“Our members are looking for a contract that includes provisions for fair compensation, job security, and scheduling and rest rules that match those of their industry colleagues across Canada,” said F/O Tim Perry, ALPA Canada president. “PAL Airlines management continues to assert that because the airline is based in Newfoundland and Labrador, the pilots should be paid less than the rate of pay for pilots nationally.”

On Oct. 1, 2021, ALPA filed for federal conciliation, launching a three-month countdown for PAL Airlines pilots to take labour action. When the 60-day conciliation period concluded in December, both parties remained in dispute. The pilot group conducted a strike authorization ballot, and 100 percent of the pilots participating voted to support a strike, if that action became necessary.

Federal mediators were assigned to the dispute but were unsuccessful in helping the parties reach an agreement. In December, before the federally mandated 21-day cooling-off period was about to conclude, the company made the unprecedented move of asking the government to declare that the carrier’s flights were essential services. The St. John’s, Nfld., and Labr.-based federal minister of Labour sided with management and referred the question to the Canada Industrial Relations Board (CIRB). The move upended the pilots’ right to strike and management’s ability to lock out the employees and completely disrupted negotiations.

“This is especially heavy-handed given that the pilots have already provided management with a list of essential flights they were willing to continue operating in the event of a strike,” Perry observed. “The pilots even refused to accept compensation for such flying and instead wanted management to donate their earnings to charity.”
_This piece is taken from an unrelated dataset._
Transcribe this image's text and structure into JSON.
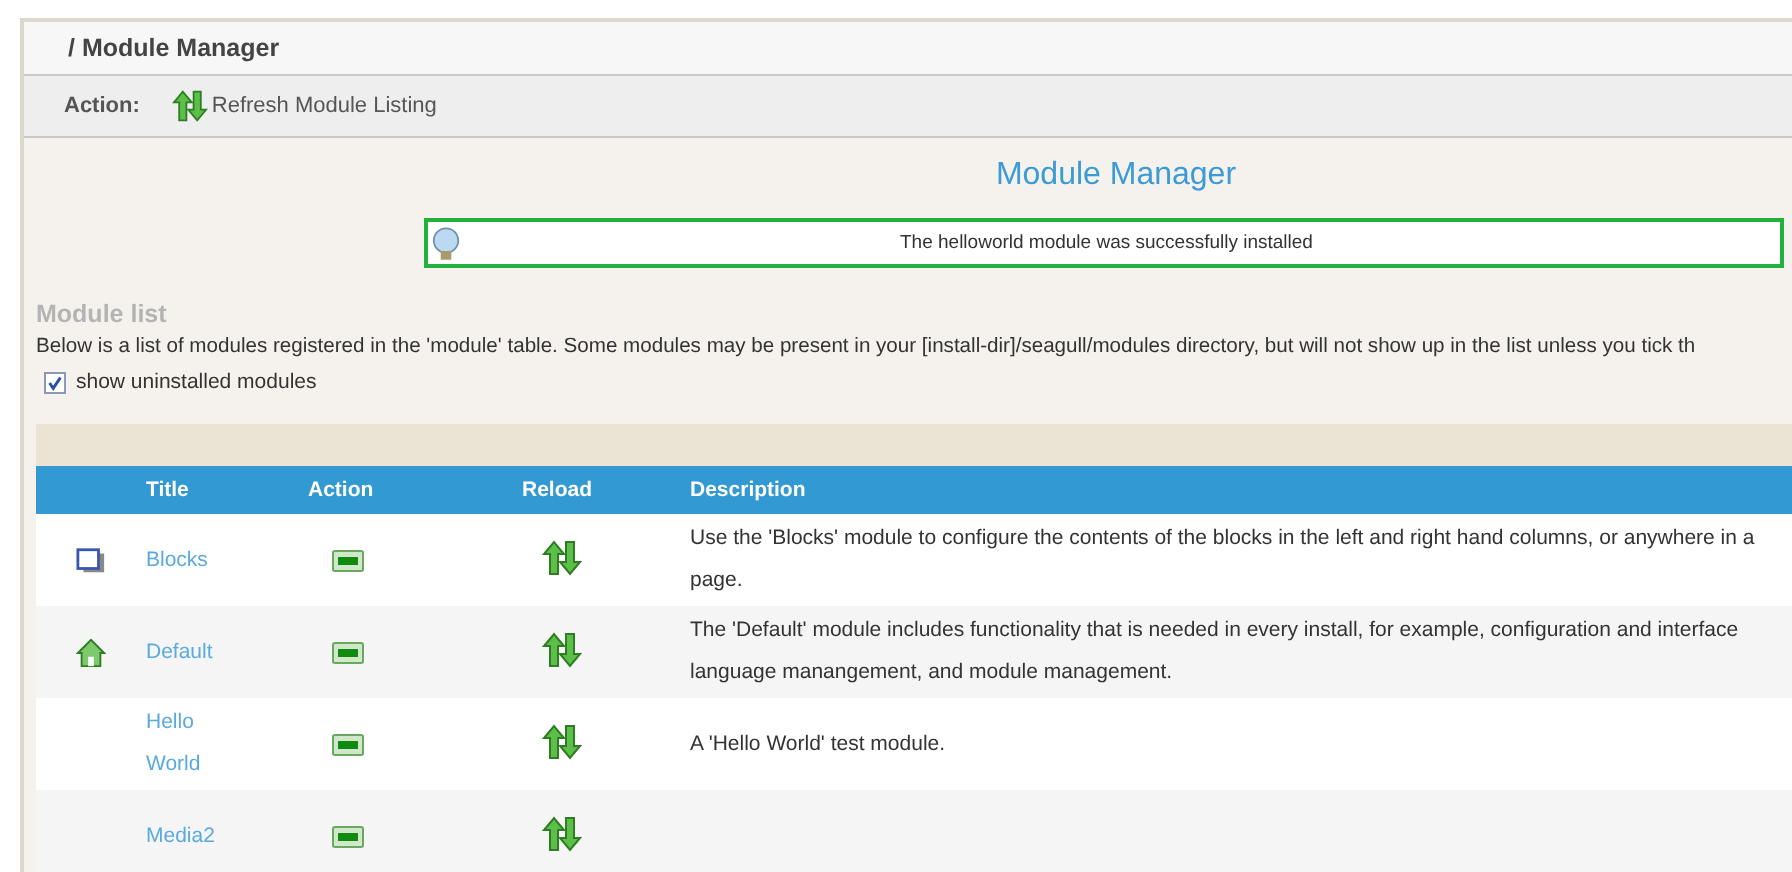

The exemption request is under consideration by the CIRB and could take more than a year to resolve. In the meantime, the pilots remain open to fair bargaining and look forward to achieving a collective agreement that reflects the nature of their flying. The pilots are seeking improvements in safety, scheduling, compensation, working conditions, benefits, and job security.

Leading up to filing for conciliation in October, COVID-19 stalled negotiations and the pilot group reset expectations, with the goal to attain its first ALPA contract by the summer of 2021. Negotiations continued virtually, and bargaining slowed due to the items being negotiated—mainly the operational sections (e.g., training, scheduling, filling vacancies)—and management’s unwillingness to bargain more than two days per month.
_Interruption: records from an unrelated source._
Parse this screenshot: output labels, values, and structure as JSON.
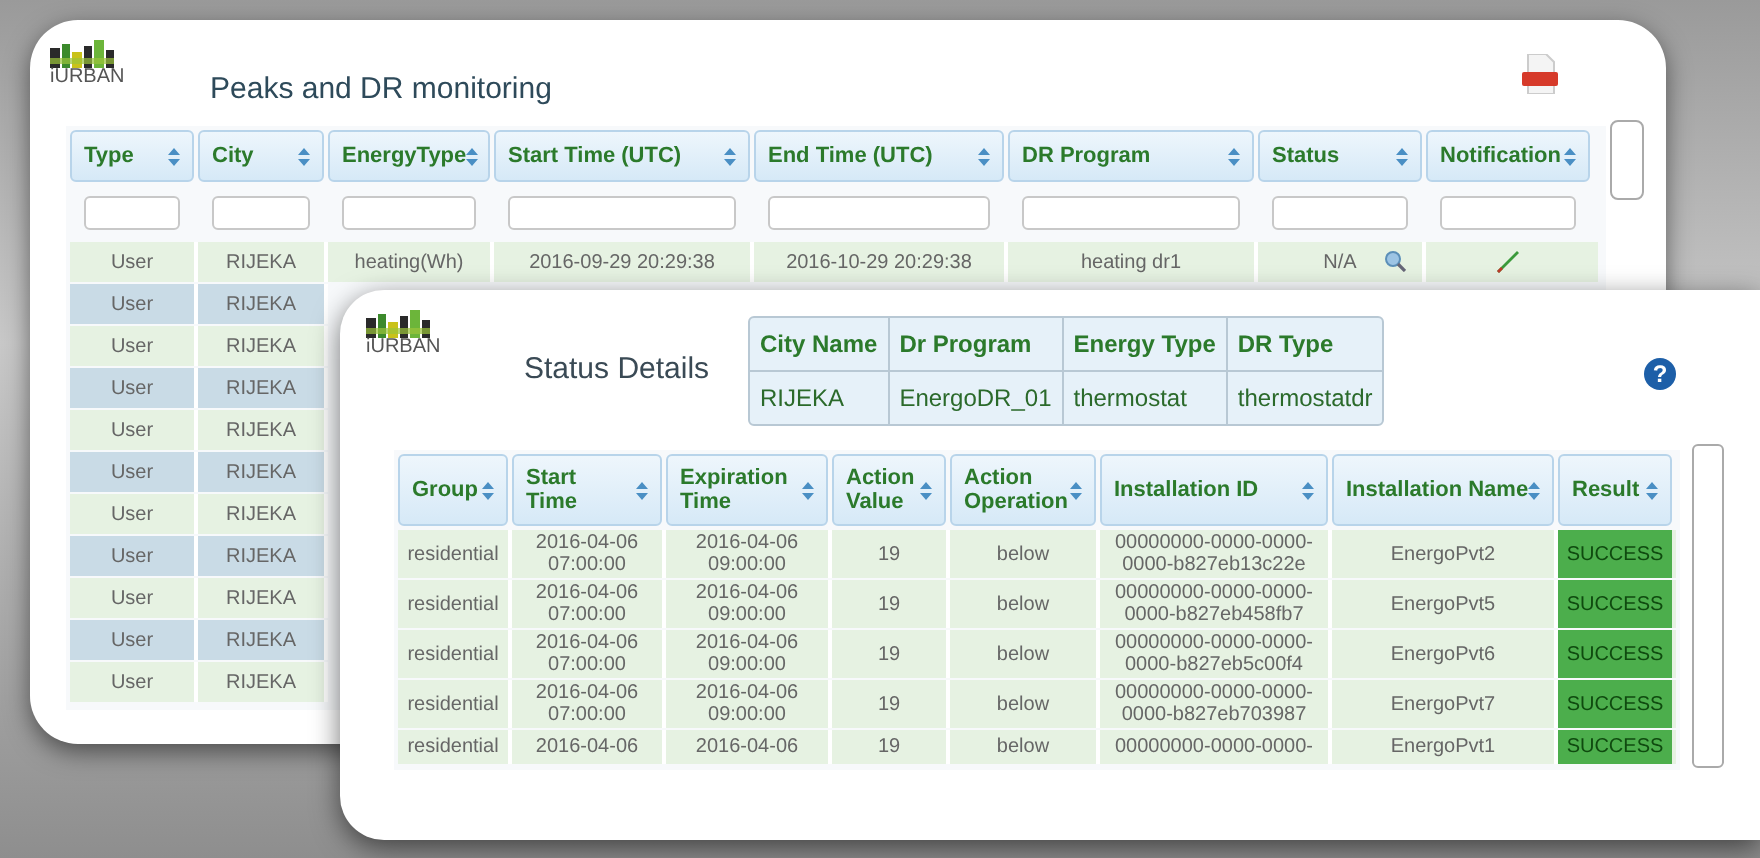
{
  "monitor": {
    "logo_text": "iURBAN",
    "title": "Peaks and DR monitoring",
    "columns": [
      "Type",
      "City",
      "EnergyType",
      "Start Time (UTC)",
      "End Time (UTC)",
      "DR Program",
      "Status",
      "Notification"
    ],
    "rows": [
      {
        "type": "User",
        "city": "RIJEKA",
        "energy_type": "heating(Wh)",
        "start_time": "2016-09-29 20:29:38",
        "end_time": "2016-10-29 20:29:38",
        "dr_program": "heating dr1",
        "status": "N/A"
      },
      {
        "type": "User",
        "city": "RIJEKA"
      },
      {
        "type": "User",
        "city": "RIJEKA"
      },
      {
        "type": "User",
        "city": "RIJEKA"
      },
      {
        "type": "User",
        "city": "RIJEKA"
      },
      {
        "type": "User",
        "city": "RIJEKA"
      },
      {
        "type": "User",
        "city": "RIJEKA"
      },
      {
        "type": "User",
        "city": "RIJEKA"
      },
      {
        "type": "User",
        "city": "RIJEKA"
      },
      {
        "type": "User",
        "city": "RIJEKA"
      },
      {
        "type": "User",
        "city": "RIJEKA"
      }
    ]
  },
  "details": {
    "logo_text": "iURBAN",
    "title": "Status Details",
    "help_label": "?",
    "info": {
      "columns": [
        "City Name",
        "Dr Program",
        "Energy Type",
        "DR Type"
      ],
      "values": [
        "RIJEKA",
        "EnergoDR_01",
        "thermostat",
        "thermostatdr"
      ]
    },
    "columns": [
      "Group",
      "Start\nTime",
      "Expiration\nTime",
      "Action\nValue",
      "Action\nOperation",
      "Installation ID",
      "Installation Name",
      "Result"
    ],
    "rows": [
      {
        "group": "residential",
        "start_time": "2016-04-06\n07:00:00",
        "expiration_time": "2016-04-06\n09:00:00",
        "action_value": "19",
        "action_operation": "below",
        "installation_id": "00000000-0000-0000-\n0000-b827eb13c22e",
        "installation_name": "EnergoPvt2",
        "result": "SUCCESS"
      },
      {
        "group": "residential",
        "start_time": "2016-04-06\n07:00:00",
        "expiration_time": "2016-04-06\n09:00:00",
        "action_value": "19",
        "action_operation": "below",
        "installation_id": "00000000-0000-0000-\n0000-b827eb458fb7",
        "installation_name": "EnergoPvt5",
        "result": "SUCCESS"
      },
      {
        "group": "residential",
        "start_time": "2016-04-06\n07:00:00",
        "expiration_time": "2016-04-06\n09:00:00",
        "action_value": "19",
        "action_operation": "below",
        "installation_id": "00000000-0000-0000-\n0000-b827eb5c00f4",
        "installation_name": "EnergoPvt6",
        "result": "SUCCESS"
      },
      {
        "group": "residential",
        "start_time": "2016-04-06\n07:00:00",
        "expiration_time": "2016-04-06\n09:00:00",
        "action_value": "19",
        "action_operation": "below",
        "installation_id": "00000000-0000-0000-\n0000-b827eb703987",
        "installation_name": "EnergoPvt7",
        "result": "SUCCESS"
      },
      {
        "group": "residential",
        "start_time": "2016-04-06",
        "expiration_time": "2016-04-06",
        "action_value": "19",
        "action_operation": "below",
        "installation_id": "00000000-0000-0000-",
        "installation_name": "EnergoPvt1",
        "result": "SUCCESS"
      }
    ]
  }
}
Negotiations began at PAL Airlines in 2020 with the Master Executive Council’s (MEC) objective of securing an agreement by the end of the year. The pilots—who provide regional service between St. John’s International Airport, Goose Bay Airport, Montréal-Pierre Elliott Trudeau International Airport, and Halifax Stanfield International Airport—have continued to work during the pandemic under extremely challenging conditions and while operating under an outdated pay system and rates and increased risks due to COVID-19.

The pilots at the two divisions of the PAL Airlines Group—PAL Airlines and Air Borealis—joined ALPA in April 2019, bringing 111 pilots to the Association. Each of the carriers operate as a separate entity under its own operating certificate, and the Association organized the two pilot groups separately with different government-issued bargaining unit certifications. However, ALPA considers the two groups unified as one pilot group with separate local councils under one MEC.